Harris Trust and Savings Bank of Chicago is installing a system from Microbank Software Inc. designed to improve the research and adjustment functions in check processing.
The system is called Tracs, an acronym for transaction, research, adjustment correspondent system. Built around personal computers to tied together in local area networks, the technology is installed in more than 90 financial institutions around the world.
When used for adjustments in check processing, Tracs eliminates the need for note cards, files, microfiche, and calculator tapes. It will enable Harris personnel to manage all the tracking and controlling of a question or dispute, as well as its resolution, in an on-line mode.
Data Storage Support
Harris, an affiliate of the Bank of Montreal with $14 billion in assets had been using a version of Tracs in its foreign exchange department. It became the first to use the system in check research and adjustments.
In addition to Tracs system, Harris is installing another product of New York-based Microbank called Stors, a data storage system for all types of transactions.
To support the Microbank technology, Harris also purchased a set of check image retrieval modules from Antinori Software Inc. Using optical disk technology, these modules automatically schedule check retrieval workloads and can instruct the hardware to print a check image or fax an image to a branch, to an adjustments clerk, or even directly to a bank customer.
According to Beth Server, a vice president at Harris Trust, the decision to install Tracs in check processing is part of a bankwide effort to improve processes and procedures.
"We've been focusing on cost reduction efforts through process improvement," Ms. Server said. "A year and half ago we looked at ways to reengineer adjustments handling. Tracs gives us the means to integrate client server technology into host applications."
Bill Andrews, assistant vice president, said the decision to use software that runs on networked workstations will allow Harris to take advantage of future processing enhancements. He also indicated that when using imaging capability, it is more cost-effective to connect additional workstations to the network is than adding central computer power.
Rapid Return Expected
Mr. Andrews said he expects the Microbank system will pay for itself in less than 18 months through the elimination of microfiche and mainframe storage costs as well as through a reduction in labor costs.
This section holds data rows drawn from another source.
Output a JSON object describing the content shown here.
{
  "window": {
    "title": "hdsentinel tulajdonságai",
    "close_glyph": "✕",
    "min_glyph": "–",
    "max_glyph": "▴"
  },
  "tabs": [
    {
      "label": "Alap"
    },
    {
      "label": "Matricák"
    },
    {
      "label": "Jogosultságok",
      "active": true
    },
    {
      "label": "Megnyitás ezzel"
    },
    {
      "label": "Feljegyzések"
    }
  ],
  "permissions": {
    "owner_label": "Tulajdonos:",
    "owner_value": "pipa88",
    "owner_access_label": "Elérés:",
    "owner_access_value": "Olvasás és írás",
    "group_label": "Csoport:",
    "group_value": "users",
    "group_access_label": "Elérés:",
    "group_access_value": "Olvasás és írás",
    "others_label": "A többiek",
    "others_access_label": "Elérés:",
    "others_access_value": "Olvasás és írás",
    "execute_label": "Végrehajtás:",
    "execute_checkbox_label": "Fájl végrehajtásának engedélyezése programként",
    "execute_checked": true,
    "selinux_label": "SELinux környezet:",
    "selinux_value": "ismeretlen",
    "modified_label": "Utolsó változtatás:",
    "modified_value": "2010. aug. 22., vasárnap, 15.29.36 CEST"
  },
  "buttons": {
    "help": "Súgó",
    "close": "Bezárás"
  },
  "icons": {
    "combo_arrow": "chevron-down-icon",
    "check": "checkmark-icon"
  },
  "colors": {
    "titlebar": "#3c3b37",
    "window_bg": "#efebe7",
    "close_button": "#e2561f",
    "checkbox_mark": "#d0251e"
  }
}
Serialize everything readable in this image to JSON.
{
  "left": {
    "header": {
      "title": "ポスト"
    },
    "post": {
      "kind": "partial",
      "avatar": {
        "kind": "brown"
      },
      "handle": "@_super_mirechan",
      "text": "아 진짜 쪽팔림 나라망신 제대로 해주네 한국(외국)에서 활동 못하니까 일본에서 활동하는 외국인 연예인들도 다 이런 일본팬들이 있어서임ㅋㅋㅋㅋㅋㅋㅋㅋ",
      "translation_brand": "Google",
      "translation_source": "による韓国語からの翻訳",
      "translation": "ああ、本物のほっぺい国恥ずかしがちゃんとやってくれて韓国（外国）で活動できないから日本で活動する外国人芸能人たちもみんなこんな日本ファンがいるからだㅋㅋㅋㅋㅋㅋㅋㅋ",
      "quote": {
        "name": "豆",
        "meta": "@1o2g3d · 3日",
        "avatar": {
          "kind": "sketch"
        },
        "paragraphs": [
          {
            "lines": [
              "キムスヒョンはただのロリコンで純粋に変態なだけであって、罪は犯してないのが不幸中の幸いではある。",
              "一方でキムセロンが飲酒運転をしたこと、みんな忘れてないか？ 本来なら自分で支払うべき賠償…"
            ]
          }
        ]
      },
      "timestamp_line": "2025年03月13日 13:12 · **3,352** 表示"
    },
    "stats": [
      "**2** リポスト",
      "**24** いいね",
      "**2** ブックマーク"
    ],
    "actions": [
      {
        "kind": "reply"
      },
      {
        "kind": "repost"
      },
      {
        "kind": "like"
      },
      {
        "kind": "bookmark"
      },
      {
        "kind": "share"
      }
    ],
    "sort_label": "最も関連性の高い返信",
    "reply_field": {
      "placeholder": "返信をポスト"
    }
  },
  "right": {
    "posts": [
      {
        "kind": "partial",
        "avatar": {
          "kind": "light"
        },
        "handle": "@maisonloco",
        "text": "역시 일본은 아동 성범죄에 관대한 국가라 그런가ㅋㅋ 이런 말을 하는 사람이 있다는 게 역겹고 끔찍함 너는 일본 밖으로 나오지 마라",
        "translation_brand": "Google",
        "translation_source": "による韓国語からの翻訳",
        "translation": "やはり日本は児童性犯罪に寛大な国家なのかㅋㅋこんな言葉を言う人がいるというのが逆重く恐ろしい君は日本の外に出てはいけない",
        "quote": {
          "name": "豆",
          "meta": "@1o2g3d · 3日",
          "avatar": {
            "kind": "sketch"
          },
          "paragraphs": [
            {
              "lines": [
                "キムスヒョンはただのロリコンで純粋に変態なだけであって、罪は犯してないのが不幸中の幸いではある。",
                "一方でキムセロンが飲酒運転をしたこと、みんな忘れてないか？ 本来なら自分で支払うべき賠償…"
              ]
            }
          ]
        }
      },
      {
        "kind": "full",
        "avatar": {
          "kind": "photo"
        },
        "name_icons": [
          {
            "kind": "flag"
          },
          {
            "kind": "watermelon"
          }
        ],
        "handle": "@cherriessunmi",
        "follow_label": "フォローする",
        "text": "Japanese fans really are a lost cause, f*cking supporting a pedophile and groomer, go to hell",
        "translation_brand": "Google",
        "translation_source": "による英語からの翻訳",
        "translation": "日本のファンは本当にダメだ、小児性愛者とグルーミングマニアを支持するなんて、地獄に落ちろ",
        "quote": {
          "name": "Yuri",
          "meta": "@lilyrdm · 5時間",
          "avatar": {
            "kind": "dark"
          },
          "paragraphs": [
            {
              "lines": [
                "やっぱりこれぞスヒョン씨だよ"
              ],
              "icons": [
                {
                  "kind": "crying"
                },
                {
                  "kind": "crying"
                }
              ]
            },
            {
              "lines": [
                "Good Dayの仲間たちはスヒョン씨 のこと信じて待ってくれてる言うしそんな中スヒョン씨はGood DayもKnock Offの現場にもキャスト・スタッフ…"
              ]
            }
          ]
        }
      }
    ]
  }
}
Improvements are also expected through better work flows and customer service.
Harris' system is expected to be operational by the end of the year. At first, Tracs will be used primarily by back-office personnel and the possibility of installing it for use in Harris branches is being explored.
Mr. Andrews said that the bank is also considering applications in the automated clearing house and wire transfer areas.